|8-17-06 Special Education costs & Constitutional Questions re Tax Reform|
BERGEN RECORD, Special education students tax districts ..... PRESS OF ATLANTIC CITY, Legislators mull property tax rates for businesses and homes
Special education students tax districts
The district plans to send 26 preschool students with language disabilities from
School districts in
"The trend is districts want to bring their children back, because of the cost," said Aaron Graham,
Those costs can run as high as $100,000 or more per student per year, especially if the out-of-district facility requires paying room and board, said several local district superintendents.
"We've slowly reduced that number," he said.
Nationwide, the number of federally supported special education students ages 3 to 21 has grown from 3.7 million to 6.7 million, between 1977 and 2005, according to the National Center of Education Statistics, part of the U.S. Department of Education.In Totowa, where special education costs make up 10 percent of the school budget, several schools are trying to bring out-of-district special education students back, said Totowa Schools Superintendent Vincent Varcadipane. Within a year, the district expects to start up a program for the autistic.
"It's a real burden on the taxpayer," he said, of out-of-district costs.
The number of special education students in
"Your guess is as good as mine," he said.
The state's 31 Abbott Districts must provide free pre-school education for all students. In non-Abbott districts, including
A child undergoes a special education evaluation if a parent or teacher notices the child is having difficulty learning. A local child-study team then makes the determination.
Transferring special-ed children to an out-of-school location within the same district -- as in

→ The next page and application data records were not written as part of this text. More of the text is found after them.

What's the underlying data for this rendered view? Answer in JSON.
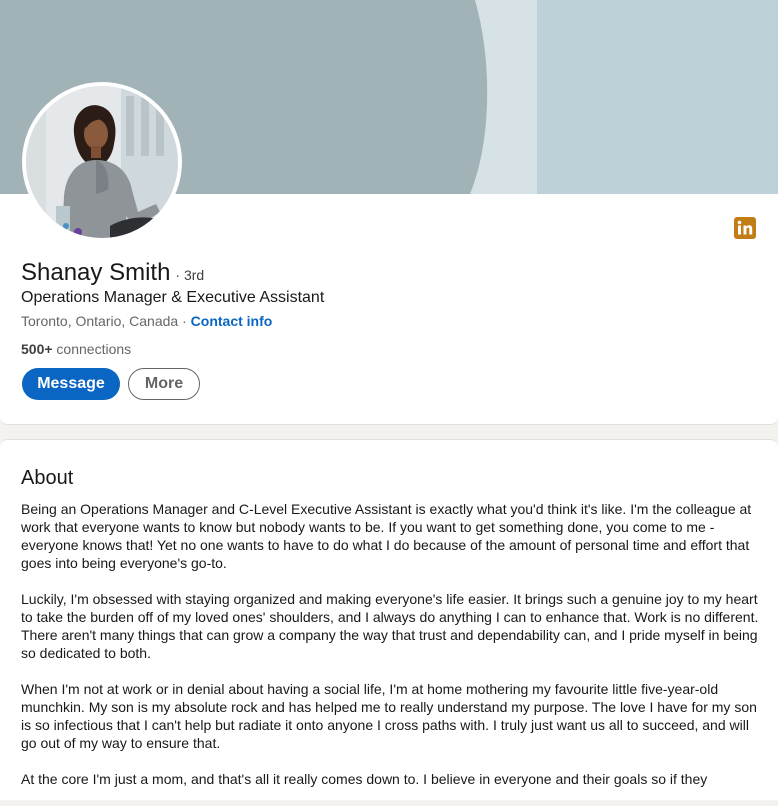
{
  "profile": {
    "name": "Shanay Smith",
    "degree": "· 3rd",
    "headline": "Operations Manager & Executive Assistant",
    "location": "Toronto, Ontario, Canada",
    "separator": " · ",
    "contact_label": "Contact info",
    "connections_count": "500+",
    "connections_label": " connections",
    "badge_icon": "linkedin-icon"
  },
  "actions": {
    "message_label": "Message",
    "more_label": "More"
  },
  "about": {
    "title": "About",
    "paragraphs": [
      "Being an Operations Manager and C-Level Executive Assistant is exactly what you'd think it's like. I'm the colleague at work that everyone wants to know but nobody wants to be. If you want to get something done, you come to me - everyone knows that! Yet no one wants to have to do what I do because of the amount of personal time and effort that goes into being everyone's go-to.",
      "Luckily, I'm obsessed with staying organized and making everyone's life easier. It brings such a genuine joy to my heart to take the burden off of my loved ones' shoulders, and I always do anything I can to enhance that. Work is no different. There aren't many things that can grow a company the way that trust and dependability can, and I pride myself in being so dedicated to both.",
      "When I'm not at work or in denial about having a social life, I'm at home mothering my favourite little five-year-old munchkin. My son is my absolute rock and has helped me to really understand my purpose. The love I have for my son is so infectious that I can't help but radiate it onto anyone I cross paths with. I truly just want us all to succeed, and will go out of my way to ensure that.",
      "At the core I'm just a mom, and that's all it really comes down to. I believe in everyone and their goals so if they"
    ]
  },
  "colors": {
    "accent": "#0a66c2",
    "badge": "#c37d16",
    "banner_left": "#a1b3b7",
    "banner_mid": "#d6e2e5",
    "banner_right": "#bcd1d8"
  }
}
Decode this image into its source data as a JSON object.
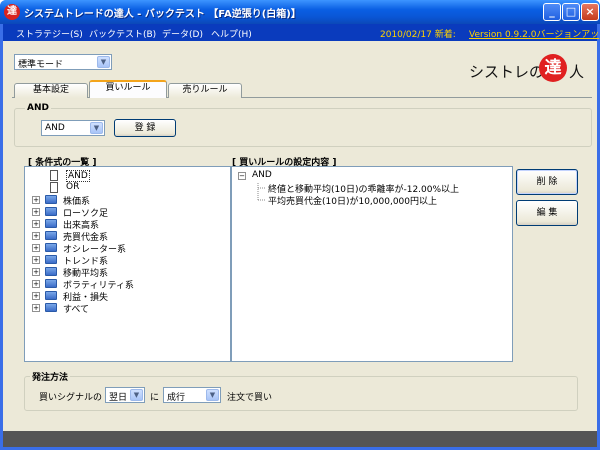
{
  "window": {
    "title": "システムトレードの達人 - バックテスト 【FA逆張り(白箱)】"
  },
  "icons": {
    "app": "達",
    "minimize": "_",
    "maximize": "□",
    "close": "×",
    "dropdown": "▼",
    "seal": "達"
  },
  "menu": {
    "items": [
      "ストラテジー(S)",
      "バックテスト(B)",
      "データ(D)",
      "ヘルプ(H)"
    ],
    "date_label": "2010/02/17 新着:",
    "version_link": "Version 0.9.2.0バージョンアッ"
  },
  "mode_select": {
    "value": "標準モード"
  },
  "logo": {
    "part1": "シストレの",
    "part2": "人"
  },
  "tabs": [
    "基本設定",
    "買いルール",
    "売りルール"
  ],
  "and_group": {
    "label": "AND",
    "select_value": "AND",
    "register_button": "登 録"
  },
  "condition_list": {
    "label": "[ 条件式の一覧 ]",
    "items": [
      {
        "label": "AND",
        "type": "doc"
      },
      {
        "label": "OR",
        "type": "doc"
      },
      {
        "label": "株価系",
        "type": "folder"
      },
      {
        "label": "ローソク足",
        "type": "folder"
      },
      {
        "label": "出来高系",
        "type": "folder"
      },
      {
        "label": "売買代金系",
        "type": "folder"
      },
      {
        "label": "オシレーター系",
        "type": "folder"
      },
      {
        "label": "トレンド系",
        "type": "folder"
      },
      {
        "label": "移動平均系",
        "type": "folder"
      },
      {
        "label": "ボラティリティ系",
        "type": "folder"
      },
      {
        "label": "利益・損失",
        "type": "folder"
      },
      {
        "label": "すべて",
        "type": "folder"
      }
    ]
  },
  "rule_settings": {
    "label": "[ 買いルールの設定内容 ]",
    "root": "AND",
    "children": [
      "終値と移動平均(10日)の乖離率が-12.00%以上",
      "平均売買代金(10日)が10,000,000円以上"
    ]
  },
  "buttons": {
    "delete": "削 除",
    "edit": "編 集"
  },
  "order": {
    "label": "発注方法",
    "prefix": "買いシグナルの",
    "timing": "翌日",
    "mid": "に",
    "type": "成行",
    "suffix": "注文で買い"
  }
}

The district originally planned to send the autistic group to the church. But after parents of autistic children protested the move, it was decided to instead transfer language-impaired students, said several parents of autistic students in the district. They said that autistic children in particular would have been unsettled by the move.
Legislators to mull property tax rates for businesses and homes
By TOM HESTER Jr., Associated Press Writer
Published: Thursday, August 17, 2006
TRENTON, N.J. (AP) - Whether businesses and homes should continue to be charged the same property tax rates will be examined Thursday by a special legislative committee looking for ways to cut the state's highest-in-the-nation property taxes.
The panel expects to hear from Rutgers University-Camden professors Robert F. Williams and F. Alan Tarr regarding a clause in the state constitution that requires all properties within a tax district by assessed and taxed the same way.
Williams also will likely address tax exemptions permitted under the constitution, which, for instance, allows breaks to farmers, veterans, seniors and those with disabilities.
No legislator has backed changing the constitutional language, but some have said it should be considered as the state debates ways to cut its heavy reliance on property taxes to fund county and municipal governments and schools.
"That uniformity clause, I think, is going to be of particular interest," said Assemblyman John Burzichelli, D-Gloucester.
Businesses, though, have expressed dismay that the provision is even being discussed.
"The only point of changing it is to make the system less fair to commercial and industrial taxpayers and employers," said Arthur Maurice of the New Jersey Business & Industry Association, which represents 23,000 businesses.
About $20 billion in property taxes is collected per year in
Legislators have formed four special committees that have until mid-November to recommend how to decrease the reliance on the ballooning taxes. The goal is to enact reforms by the end of the year, and Gov. Jon S. Corzine wants to cut projected property tax growth by about 20 percent by 2010.
The committee scheduled to meet Thursday will analyze whether the constitution should be changed to cut property taxes. It will also determine how citizens might convene a constitutional convention to rework the state tax structure, should the Legislature fail to act.
Other panels will consider whether changes can be made to local government services, public worker benefits and school funding....
Garden State Coalition of Schools